** Opening MATERIAL SHOWN block **

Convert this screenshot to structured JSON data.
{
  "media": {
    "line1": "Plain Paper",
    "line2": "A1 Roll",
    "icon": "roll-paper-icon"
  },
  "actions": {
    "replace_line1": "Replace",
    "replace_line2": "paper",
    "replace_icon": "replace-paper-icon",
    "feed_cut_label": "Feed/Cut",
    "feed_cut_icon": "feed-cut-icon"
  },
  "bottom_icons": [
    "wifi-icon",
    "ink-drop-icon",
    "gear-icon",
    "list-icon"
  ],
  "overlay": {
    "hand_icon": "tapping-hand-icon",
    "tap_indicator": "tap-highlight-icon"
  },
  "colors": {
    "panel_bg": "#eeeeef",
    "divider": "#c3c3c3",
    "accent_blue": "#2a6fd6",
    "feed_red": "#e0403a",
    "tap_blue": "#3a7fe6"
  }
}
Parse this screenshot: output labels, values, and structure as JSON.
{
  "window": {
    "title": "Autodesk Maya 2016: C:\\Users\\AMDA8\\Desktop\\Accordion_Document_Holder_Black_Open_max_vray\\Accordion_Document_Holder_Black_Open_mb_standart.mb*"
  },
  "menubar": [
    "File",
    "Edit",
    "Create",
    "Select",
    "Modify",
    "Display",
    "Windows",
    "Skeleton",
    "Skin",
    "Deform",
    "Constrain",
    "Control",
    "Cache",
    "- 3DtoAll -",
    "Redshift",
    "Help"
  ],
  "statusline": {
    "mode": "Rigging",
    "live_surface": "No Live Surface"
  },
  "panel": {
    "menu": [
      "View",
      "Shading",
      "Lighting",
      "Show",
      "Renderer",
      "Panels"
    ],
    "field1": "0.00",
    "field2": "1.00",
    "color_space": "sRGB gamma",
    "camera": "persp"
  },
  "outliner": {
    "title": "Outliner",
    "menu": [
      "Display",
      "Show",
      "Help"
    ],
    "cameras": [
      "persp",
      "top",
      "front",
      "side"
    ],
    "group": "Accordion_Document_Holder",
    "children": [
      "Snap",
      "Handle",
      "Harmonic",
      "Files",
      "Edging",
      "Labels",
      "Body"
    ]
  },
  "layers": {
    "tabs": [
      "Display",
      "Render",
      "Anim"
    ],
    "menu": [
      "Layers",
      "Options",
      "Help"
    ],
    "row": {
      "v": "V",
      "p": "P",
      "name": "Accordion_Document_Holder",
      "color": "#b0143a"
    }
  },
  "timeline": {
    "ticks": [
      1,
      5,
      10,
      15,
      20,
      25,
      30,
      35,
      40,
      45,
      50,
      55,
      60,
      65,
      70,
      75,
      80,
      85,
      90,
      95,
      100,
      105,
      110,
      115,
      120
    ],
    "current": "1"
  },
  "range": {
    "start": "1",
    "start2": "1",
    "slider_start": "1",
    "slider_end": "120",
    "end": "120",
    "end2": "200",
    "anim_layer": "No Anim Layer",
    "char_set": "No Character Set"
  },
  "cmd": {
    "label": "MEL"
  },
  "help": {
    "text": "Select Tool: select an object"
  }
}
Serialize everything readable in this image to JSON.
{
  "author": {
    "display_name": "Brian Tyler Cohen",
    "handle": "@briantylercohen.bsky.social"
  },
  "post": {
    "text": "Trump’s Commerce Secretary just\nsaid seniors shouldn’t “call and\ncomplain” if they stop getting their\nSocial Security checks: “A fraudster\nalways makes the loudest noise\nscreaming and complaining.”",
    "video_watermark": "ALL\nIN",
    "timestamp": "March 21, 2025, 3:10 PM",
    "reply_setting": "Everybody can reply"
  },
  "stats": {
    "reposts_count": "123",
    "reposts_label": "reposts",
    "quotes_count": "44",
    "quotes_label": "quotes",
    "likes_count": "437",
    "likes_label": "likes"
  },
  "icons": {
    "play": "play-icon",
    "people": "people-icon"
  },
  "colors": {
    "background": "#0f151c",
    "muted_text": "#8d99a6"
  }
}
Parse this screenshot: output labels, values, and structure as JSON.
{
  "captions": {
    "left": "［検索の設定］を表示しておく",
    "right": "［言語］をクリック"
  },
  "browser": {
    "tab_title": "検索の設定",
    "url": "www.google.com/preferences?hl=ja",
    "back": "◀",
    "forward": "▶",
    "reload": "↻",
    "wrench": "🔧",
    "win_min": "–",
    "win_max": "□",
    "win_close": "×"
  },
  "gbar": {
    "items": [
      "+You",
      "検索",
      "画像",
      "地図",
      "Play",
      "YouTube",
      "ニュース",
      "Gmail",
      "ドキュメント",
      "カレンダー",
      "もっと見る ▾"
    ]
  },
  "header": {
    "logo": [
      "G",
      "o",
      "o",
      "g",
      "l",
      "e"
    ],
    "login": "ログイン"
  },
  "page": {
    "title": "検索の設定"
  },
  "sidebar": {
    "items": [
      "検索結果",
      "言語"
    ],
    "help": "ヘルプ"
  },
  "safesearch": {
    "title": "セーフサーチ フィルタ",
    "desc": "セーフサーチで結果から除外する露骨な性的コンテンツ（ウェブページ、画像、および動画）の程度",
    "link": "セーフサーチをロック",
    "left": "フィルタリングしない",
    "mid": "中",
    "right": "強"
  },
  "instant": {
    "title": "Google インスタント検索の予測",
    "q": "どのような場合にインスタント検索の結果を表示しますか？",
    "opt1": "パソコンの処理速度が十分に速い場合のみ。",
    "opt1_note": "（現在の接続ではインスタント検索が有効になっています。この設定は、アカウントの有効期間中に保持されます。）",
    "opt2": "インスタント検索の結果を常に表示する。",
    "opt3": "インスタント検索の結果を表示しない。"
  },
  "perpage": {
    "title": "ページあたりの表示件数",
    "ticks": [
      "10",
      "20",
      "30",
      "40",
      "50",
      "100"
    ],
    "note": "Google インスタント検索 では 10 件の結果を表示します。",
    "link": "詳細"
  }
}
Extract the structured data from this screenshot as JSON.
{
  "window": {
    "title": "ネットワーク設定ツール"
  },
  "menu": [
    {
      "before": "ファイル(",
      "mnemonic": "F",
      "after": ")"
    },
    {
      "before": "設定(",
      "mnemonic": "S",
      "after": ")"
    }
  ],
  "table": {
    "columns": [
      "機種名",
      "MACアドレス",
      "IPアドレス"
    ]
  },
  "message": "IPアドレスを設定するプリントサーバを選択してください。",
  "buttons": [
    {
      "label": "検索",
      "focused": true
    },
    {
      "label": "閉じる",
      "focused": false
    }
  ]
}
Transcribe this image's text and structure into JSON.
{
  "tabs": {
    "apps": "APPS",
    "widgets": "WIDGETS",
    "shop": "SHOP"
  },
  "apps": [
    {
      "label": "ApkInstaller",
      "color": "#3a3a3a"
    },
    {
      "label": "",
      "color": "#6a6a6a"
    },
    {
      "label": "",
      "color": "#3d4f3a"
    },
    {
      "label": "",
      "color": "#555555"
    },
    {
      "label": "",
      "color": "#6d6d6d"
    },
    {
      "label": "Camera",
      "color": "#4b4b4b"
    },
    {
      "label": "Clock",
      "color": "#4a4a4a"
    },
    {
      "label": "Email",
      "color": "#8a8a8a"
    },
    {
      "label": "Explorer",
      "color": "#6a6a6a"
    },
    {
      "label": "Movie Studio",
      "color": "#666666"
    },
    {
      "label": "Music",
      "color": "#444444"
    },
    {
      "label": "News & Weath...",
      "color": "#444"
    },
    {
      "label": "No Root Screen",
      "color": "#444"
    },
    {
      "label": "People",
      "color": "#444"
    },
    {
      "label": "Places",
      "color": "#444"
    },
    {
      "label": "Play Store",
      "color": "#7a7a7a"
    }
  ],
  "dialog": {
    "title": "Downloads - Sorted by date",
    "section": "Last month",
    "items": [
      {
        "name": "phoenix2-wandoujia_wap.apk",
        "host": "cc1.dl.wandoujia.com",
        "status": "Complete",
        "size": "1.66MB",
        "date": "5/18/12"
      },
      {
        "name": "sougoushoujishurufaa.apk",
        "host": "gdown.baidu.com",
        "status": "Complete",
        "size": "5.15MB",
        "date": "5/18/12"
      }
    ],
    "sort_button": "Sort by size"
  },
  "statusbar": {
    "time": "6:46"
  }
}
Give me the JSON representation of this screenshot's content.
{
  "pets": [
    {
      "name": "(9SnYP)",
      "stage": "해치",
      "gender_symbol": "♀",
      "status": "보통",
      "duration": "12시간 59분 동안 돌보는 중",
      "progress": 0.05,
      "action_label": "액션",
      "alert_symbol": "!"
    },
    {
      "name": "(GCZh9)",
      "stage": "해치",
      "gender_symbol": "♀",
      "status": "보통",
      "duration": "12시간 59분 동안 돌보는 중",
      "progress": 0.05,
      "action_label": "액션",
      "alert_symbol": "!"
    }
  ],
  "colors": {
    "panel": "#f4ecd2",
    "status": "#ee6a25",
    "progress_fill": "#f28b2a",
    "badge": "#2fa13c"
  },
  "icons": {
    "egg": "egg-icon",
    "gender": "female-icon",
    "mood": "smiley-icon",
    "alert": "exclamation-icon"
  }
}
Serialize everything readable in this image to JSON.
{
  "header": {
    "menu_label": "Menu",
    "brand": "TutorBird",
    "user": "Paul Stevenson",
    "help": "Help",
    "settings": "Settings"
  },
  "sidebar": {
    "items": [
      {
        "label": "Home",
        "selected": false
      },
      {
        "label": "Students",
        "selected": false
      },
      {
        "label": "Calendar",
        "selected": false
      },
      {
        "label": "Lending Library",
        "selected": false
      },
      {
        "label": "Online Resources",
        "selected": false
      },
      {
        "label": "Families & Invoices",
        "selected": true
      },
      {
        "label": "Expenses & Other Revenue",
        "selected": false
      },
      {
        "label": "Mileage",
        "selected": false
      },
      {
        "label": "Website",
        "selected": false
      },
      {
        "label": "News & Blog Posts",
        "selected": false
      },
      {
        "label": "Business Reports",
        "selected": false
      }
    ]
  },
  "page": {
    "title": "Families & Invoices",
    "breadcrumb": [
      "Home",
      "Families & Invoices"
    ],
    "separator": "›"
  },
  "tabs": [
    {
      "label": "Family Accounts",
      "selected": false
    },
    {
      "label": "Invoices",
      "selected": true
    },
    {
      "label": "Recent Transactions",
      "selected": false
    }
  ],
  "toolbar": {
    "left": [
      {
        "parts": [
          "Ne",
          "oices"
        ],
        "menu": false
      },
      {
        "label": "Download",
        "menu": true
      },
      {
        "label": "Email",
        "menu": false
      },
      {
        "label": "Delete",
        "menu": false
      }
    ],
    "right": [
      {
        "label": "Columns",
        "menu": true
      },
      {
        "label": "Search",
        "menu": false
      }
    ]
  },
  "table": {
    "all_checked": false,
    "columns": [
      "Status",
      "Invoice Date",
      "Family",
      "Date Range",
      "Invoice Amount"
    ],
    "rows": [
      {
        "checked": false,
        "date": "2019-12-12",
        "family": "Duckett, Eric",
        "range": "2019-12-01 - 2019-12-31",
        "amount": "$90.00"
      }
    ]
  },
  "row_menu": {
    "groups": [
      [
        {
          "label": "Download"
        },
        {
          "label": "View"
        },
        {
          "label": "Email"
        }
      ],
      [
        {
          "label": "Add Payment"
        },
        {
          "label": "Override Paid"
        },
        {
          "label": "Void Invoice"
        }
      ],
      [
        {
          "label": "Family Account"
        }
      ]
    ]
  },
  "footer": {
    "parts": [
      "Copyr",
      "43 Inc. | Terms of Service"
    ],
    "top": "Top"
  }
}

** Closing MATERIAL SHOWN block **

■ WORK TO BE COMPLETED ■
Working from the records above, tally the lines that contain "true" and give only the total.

■ ANSWER TO THIS TASK ■
5